  • Since the last update two weeks ago, we’ve released two new betas. As usual, Stuart Morgan was chasing down the last bug fixes, Mark Mentovai did the build-wrangling, and I handled pushing all the changes to the website and to software update.
  • In addition to chasing down the last few beta blockers, Stuart has also been alternating between working on the few remaining code bugs for 1.6, starting to clean up regressions on the trunk caused by Core changes, triaging the 2.0 bug list, and doing other fun code cleanup. He also snuck in a patch to support a couple of multi-touch gestures produced by Apple’s new MacBook Air and MacBook Pro trackpads.

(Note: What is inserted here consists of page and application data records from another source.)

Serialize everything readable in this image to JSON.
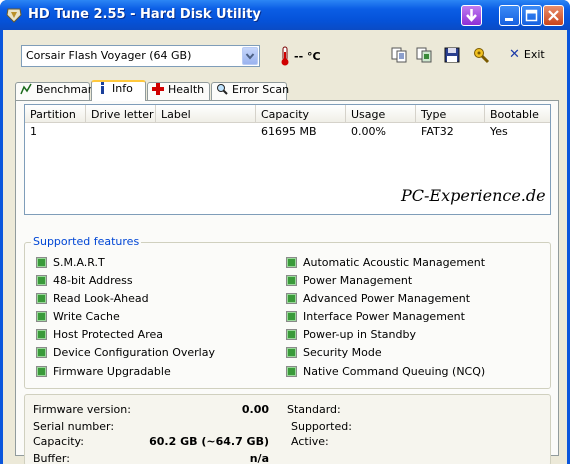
{
  "window": {
    "title": "HD Tune 2.55 - Hard Disk Utility"
  },
  "toolbar": {
    "drive_selected": "Corsair Flash Voyager (64 GB)",
    "temperature": "-- °C",
    "exit_label": "Exit"
  },
  "tabs": [
    {
      "label": "Benchmark",
      "icon": "graph-icon"
    },
    {
      "label": "Info",
      "icon": "info-icon"
    },
    {
      "label": "Health",
      "icon": "health-cross-icon"
    },
    {
      "label": "Error Scan",
      "icon": "magnifier-icon"
    }
  ],
  "partitions": {
    "headers": [
      "Partition",
      "Drive letter",
      "Label",
      "Capacity",
      "Usage",
      "Type",
      "Bootable"
    ],
    "rows": [
      [
        "1",
        "",
        "",
        "61695 MB",
        "0.00%",
        "FAT32",
        "Yes"
      ]
    ],
    "watermark": "PC-Experience.de"
  },
  "features": {
    "title": "Supported features",
    "left": [
      "S.M.A.R.T",
      "48-bit Address",
      "Read Look-Ahead",
      "Write Cache",
      "Host Protected Area",
      "Device Configuration Overlay",
      "Firmware Upgradable"
    ],
    "right": [
      "Automatic Acoustic Management",
      "Power Management",
      "Advanced Power Management",
      "Interface Power Management",
      "Power-up in Standby",
      "Security Mode",
      "Native Command Queuing (NCQ)"
    ]
  },
  "info": {
    "firmware_label": "Firmware version:",
    "firmware_value": "0.00",
    "serial_label": "Serial number:",
    "serial_value": "",
    "capacity_label": "Capacity:",
    "capacity_value": "60.2 GB (~64.7 GB)",
    "buffer_label": "Buffer:",
    "buffer_value": "n/a",
    "standard_label": "Standard:",
    "supported_label": "Supported:",
    "active_label": "Active:"
  },
  "colors": {
    "titlebar": "#0552d8",
    "group_title": "#0046d5",
    "check_fill": "#3a9a3a"
  }
}
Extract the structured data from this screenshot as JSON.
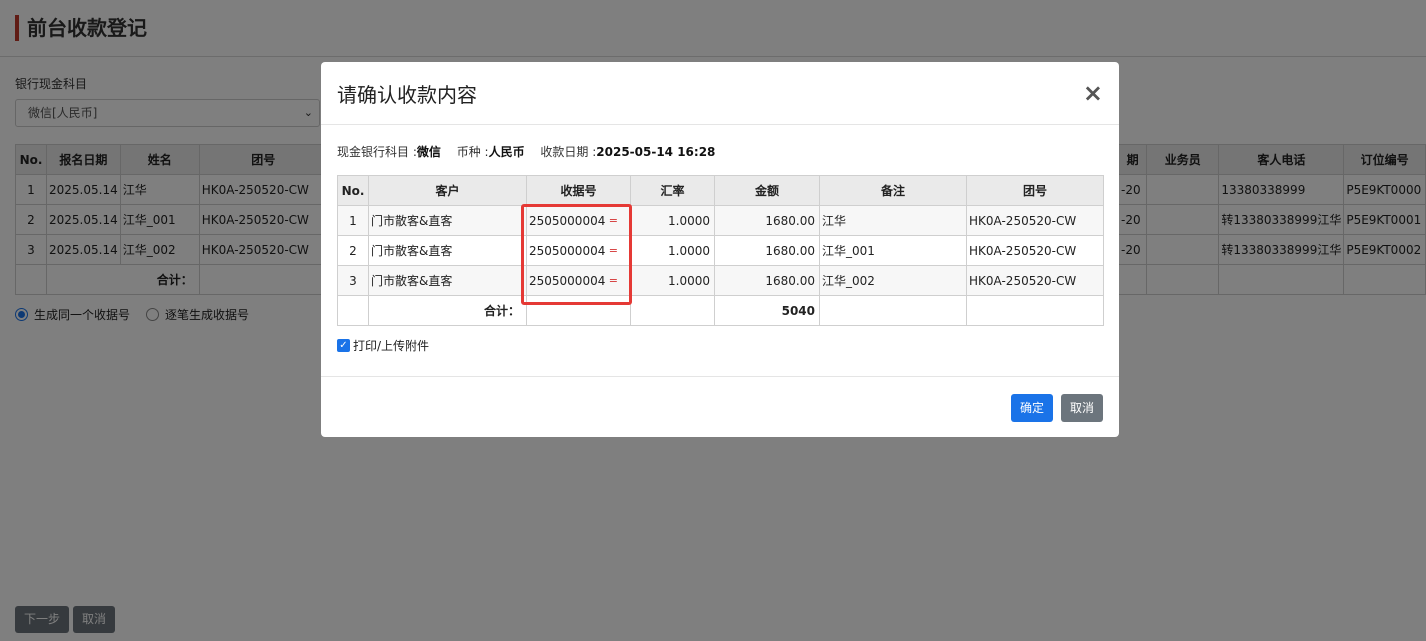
{
  "page": {
    "title": "前台收款登记",
    "account_label": "银行现金科目",
    "account_value": "微信[人民币]",
    "table_headers_left": [
      "No.",
      "报名日期",
      "姓名",
      "团号"
    ],
    "table_headers_right": [
      "期",
      "业务员",
      "客人电话",
      "订位编号"
    ],
    "rows": [
      {
        "no": "1",
        "date": "2025.05.14",
        "name": "江华",
        "group": "HK0A-250520-CW",
        "date_tail": "-20",
        "staff": "",
        "phone": "13380338999",
        "booking": "P5E9KT0000"
      },
      {
        "no": "2",
        "date": "2025.05.14",
        "name": "江华_001",
        "group": "HK0A-250520-CW",
        "date_tail": "-20",
        "staff": "",
        "phone": "转13380338999江华",
        "booking": "P5E9KT0001"
      },
      {
        "no": "3",
        "date": "2025.05.14",
        "name": "江华_002",
        "group": "HK0A-250520-CW",
        "date_tail": "-20",
        "staff": "",
        "phone": "转13380338999江华",
        "booking": "P5E9KT0002"
      }
    ],
    "sum_label": "合计：",
    "radio_same": "生成同一个收据号",
    "radio_each": "逐笔生成收据号",
    "next_button": "下一步",
    "cancel_button": "取消"
  },
  "modal": {
    "title": "请确认收款内容",
    "close": "×",
    "info": {
      "account_label": "现金银行科目 :",
      "account_value": "微信",
      "currency_label": "币种 :",
      "currency_value": "人民币",
      "date_label": "收款日期 :",
      "date_value": "2025-05-14 16:28"
    },
    "headers": [
      "No.",
      "客户",
      "收据号",
      "汇率",
      "金额",
      "备注",
      "团号"
    ],
    "rows": [
      {
        "no": "1",
        "customer": "门市散客&直客",
        "receipt": "2505000004",
        "eq": "=",
        "rate": "1.0000",
        "amount": "1680.00",
        "note": "江华",
        "group": "HK0A-250520-CW"
      },
      {
        "no": "2",
        "customer": "门市散客&直客",
        "receipt": "2505000004",
        "eq": "=",
        "rate": "1.0000",
        "amount": "1680.00",
        "note": "江华_001",
        "group": "HK0A-250520-CW"
      },
      {
        "no": "3",
        "customer": "门市散客&直客",
        "receipt": "2505000004",
        "eq": "=",
        "rate": "1.0000",
        "amount": "1680.00",
        "note": "江华_002",
        "group": "HK0A-250520-CW"
      }
    ],
    "sum_label": "合计：",
    "sum_value": "5040",
    "checkbox_label": "打印/上传附件",
    "confirm_button": "确定",
    "cancel_button": "取消"
  },
  "colors": {
    "primary": "#1a73e8",
    "secondary": "#6c757d",
    "title_accent": "#c0392b",
    "highlight": "#e53935"
  }
}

  • Chris Lawson, working with Philippe Wittenbergh’s river of error reports, got Camino trunk building again with the 10.5 SDK (we last verified 10.5 SDK compatibility before we made compiler warnings fatal, so the problems were only warnings about deprecated functions).
  • Our fearless leader, Mike Pinkerton, wrote a brief note in honor of Mozilla.org’s 10th anniversary. For more of his remembrances of the decade, you can read (or listen to) his interview with the Mozilla Digital Memory Bank or watch his Google TechTalk.
  • Sean Murphy finished his work to prevent Camino from completely overwriting corrupt WebSearchEngines.plist files and continued his investigation of a new feature we’re tentatively planning for Camino 2.0.
  • In addition to my work on the two betas, I worked on finishing up the set of files that our localization teams will need to translate for the ✈ release (Mark had the final word on the text, as always). In between working on updating the website so that it will be ready for the release of 1.6, I’ve written a few small patches to Gecko’s Mac font defaults. I also spent some time this weekend working on the “one license to rule them all” problem and made Thunderbird generate its license.html file from the shared Toolkit file, reducing the number of copies of the license file from three to two. Once we make the shared Toolkit file sufficiently generic, we can reduce that number down to one.

As the pilots say, we’re going through our pre-flight checklist right now, and we expect ✈ to be cleared for takeoff in about a week, depending on the schedule for the next Gecko release. In the meantime, please let us know if you find any problems in Camino 1.6 Beta 4.